The Napoleonic Wars and the War of 1812

The British Take Fort Niagara

American Withdrawal Leaves Towns Burning

Fort Niagara, 1814

Caption: Fort Niagara, 1814

To protect the naval base at Sackets Harbor, most of the American army stationed on the Niagara Peninsula was transferred there; the troops that had remained in the Niagara area were of inadequate strength and had to abandon Fort George in December because they could no longer maintain its defence. They did not leave Canada quietly, however, burning Newark (present-day Niagara-on-the-Lake) and much of Queenston, a cruel act that left civilians without shelter as winter approached.

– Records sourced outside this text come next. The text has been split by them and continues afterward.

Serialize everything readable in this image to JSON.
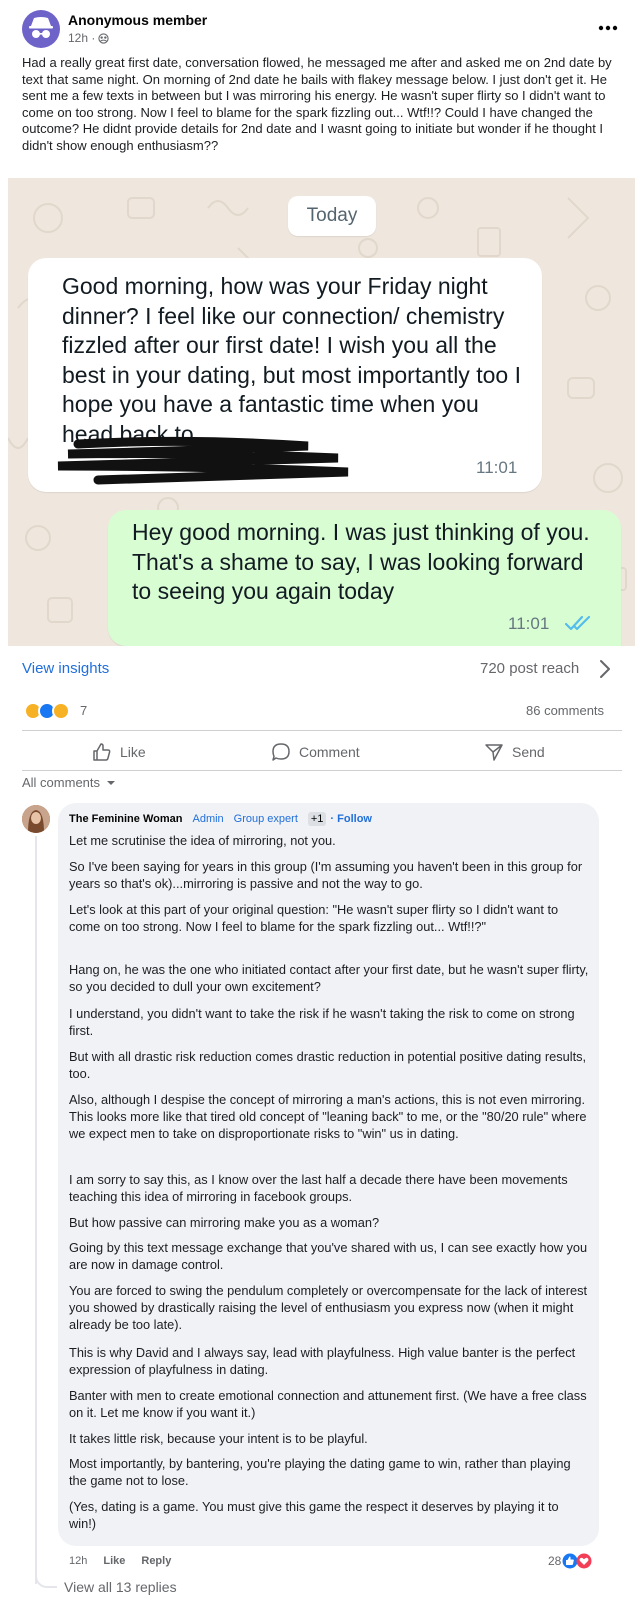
{
  "post": {
    "author": "Anonymous member",
    "time": "12h ·",
    "body": "Had a really great first date, conversation flowed, he messaged me after and asked me on 2nd date by text that same night. On morning of 2nd date he bails with flakey message below. I just don't get it. He sent me a few texts in between but I was mirroring his energy. He wasn't super flirty so I didn't want to come on too strong. Now I feel to blame for the spark fizzling out... Wtf!!? Could I have changed the outcome? He didnt provide details for 2nd date and I wasnt going to initiate but wonder if he thought I didn't show enough enthusiasm??"
  },
  "chat": {
    "date_label": "Today",
    "incoming": {
      "text": "Good morning, how was your Friday night dinner? I feel like our connection/ chemistry fizzled after our first date! I wish you all the best in your dating, but most importantly too I hope you have a fantastic time when you head back to",
      "time": "11:01"
    },
    "outgoing": {
      "text": "Hey good morning. I was just thinking of you. That's a shame to say, I was looking forward to seeing you again today",
      "time": "11:01"
    }
  },
  "stats": {
    "insights_label": "View insights",
    "reach": "720 post reach",
    "reaction_count": "7",
    "comments": "86 comments"
  },
  "actions": {
    "like": "Like",
    "comment": "Comment",
    "send": "Send"
  },
  "comments_filter": "All comments",
  "comment": {
    "author": "The Feminine Woman",
    "badge_admin": "Admin",
    "badge_expert": "Group expert",
    "badge_plus": "+1",
    "follow": "· Follow",
    "paragraphs": [
      "Let me scrutinise the idea of mirroring, not you.",
      "So I've been saying for years in this group (I'm assuming you haven't been in this group for years so that's ok)...mirroring is passive and not the way to go.",
      "Let's look at this part of your original question: \"He wasn't super flirty so I didn't want to come on too strong. Now I feel to blame for the spark fizzling out... Wtf!!?\"",
      "Hang on, he was the one who initiated contact after your first date, but he wasn't super flirty, so you decided to dull your own excitement?",
      "I understand, you didn't want to take the risk if he wasn't taking the risk to come on strong first.",
      "But with all drastic risk reduction comes drastic reduction in potential positive dating results, too.",
      "Also, although I despise the concept of mirroring a man's actions, this is not even mirroring. This looks more like that tired old concept of \"leaning back\" to me, or the \"80/20 rule\" where we expect men to take on disproportionate risks to \"win\" us in dating.",
      "I am sorry to say this, as I know over the last half a decade there have been movements teaching this idea of mirroring in facebook groups.",
      "But how passive can mirroring make you as a woman?",
      "Going by this text message exchange that you've shared with us, I can see exactly how you are now in damage control.",
      "You are forced to swing the pendulum completely or overcompensate for the lack of interest you showed by drastically raising the level of enthusiasm you express now (when it might already be too late).",
      "This is why David and I always say, lead with playfulness. High value banter is the perfect expression of playfulness in dating.",
      "Banter with men to create emotional connection and attunement first. (We have a free class on it. Let me know if you want it.)",
      "It takes little risk, because your intent is to be playful.",
      "Most importantly, by bantering, you're playing the dating game to win, rather than playing the game not to lose.",
      "(Yes, dating is a game. You must give this game the respect it deserves by playing it to win!)"
    ],
    "time": "12h",
    "like": "Like",
    "reply": "Reply",
    "likes": "28",
    "view_replies": "View all 13 replies"
  },
  "colors": {
    "link_blue": "#216fdb",
    "chat_bg": "#efe7dd",
    "outgoing_bubble": "#d9fdd3",
    "comment_bubble": "#f0f2f5"
  }
}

This devastation was not, however, the work of American soldiers alone. Some Canadians played a major role in this affair by wielding the torch with enthusiasm: these were the Canadian Volunteers, commanded by Lieutenant-Colonel Joseph Willcocks. Willcocks, a member of the Assembly of Upper Canada when he joined the Americans in July 1813, had immediately been awarded an officer's commission to recruit a corps of Canadians. The Canadian Volunteers in the regular American army consisted of approximately 100 men who served as scouts in the Niagara Peninsula, as well as informers in the zone occupied by the Americans. This corps of renegades was to continue to function until the end of the war.